The Broken Constitution: Lincoln, Slavery, and the Refounding of America
The Constitution is a living document that operated under a flawed compromise from its outset: the acceptance of slavery. In 1861, Abraham Lincoln was facing a calamitous situation and brewing conflict. Southern states began seceding from the Union shortly after Lincoln’s election, fearing the president outlawing slavery. Lincoln believed that the newly christened “Confederacy” violated the Constitution with their rebellious acts. The seeds of this conflict had been growing as America grew, expansion leading to the re-settling of citizens and their property. Any imbalance between Free State and Slave State would rile up the other side. Abolition was not foremost in Lincoln’s mind, at least not initially. The state of war would change his thinking.
The Broken Constitution examines the tough position assumed by President Lincoln upon taking office. Author Noah Feldman posits Lincoln as a man whose views would evolve over time to embrace the idea of emancipation. In leading the country, Lincoln wrangled with the Constitution and its laws in attempting to preserve what he could of the country. His best intentions appearing to some as the actions of a tyrant.
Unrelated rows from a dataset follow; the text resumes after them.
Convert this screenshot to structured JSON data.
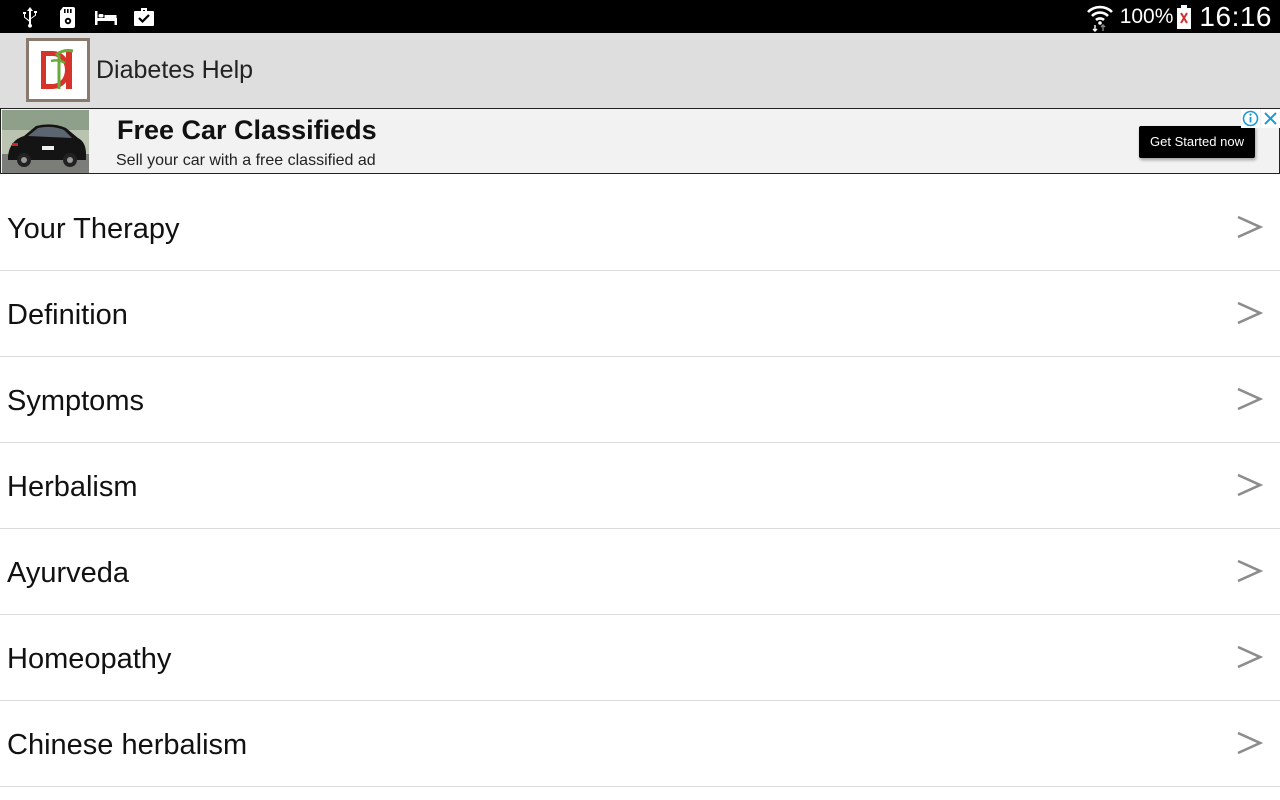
{
  "status_bar": {
    "icons": [
      "usb-icon",
      "sd-card-icon",
      "bed-icon",
      "briefcase-check-icon"
    ],
    "battery_percent": "100%",
    "time": "16:16"
  },
  "app": {
    "title": "Diabetes Help",
    "logo_icon": "diabetes-help-logo-icon"
  },
  "ad": {
    "headline": "Free Car Classifieds",
    "body": "Sell your car with a free classified ad",
    "cta": "Get Started now",
    "colors": {
      "info": "#1a9bd7",
      "close": "#1a9bd7"
    }
  },
  "menu": {
    "items": [
      {
        "label": "Your Therapy"
      },
      {
        "label": "Definition"
      },
      {
        "label": "Symptoms"
      },
      {
        "label": "Herbalism"
      },
      {
        "label": "Ayurveda"
      },
      {
        "label": "Homeopathy"
      },
      {
        "label": "Chinese herbalism"
      }
    ],
    "chevron_icon": "chevron-right-icon"
  }
}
It is a thought-provoking read that will leave the reader mystified by the events that transpired.
|Page Count||384 pages|
|Publisher||Farrar, Straus and Giroux|
|Amazon||Buy this Book|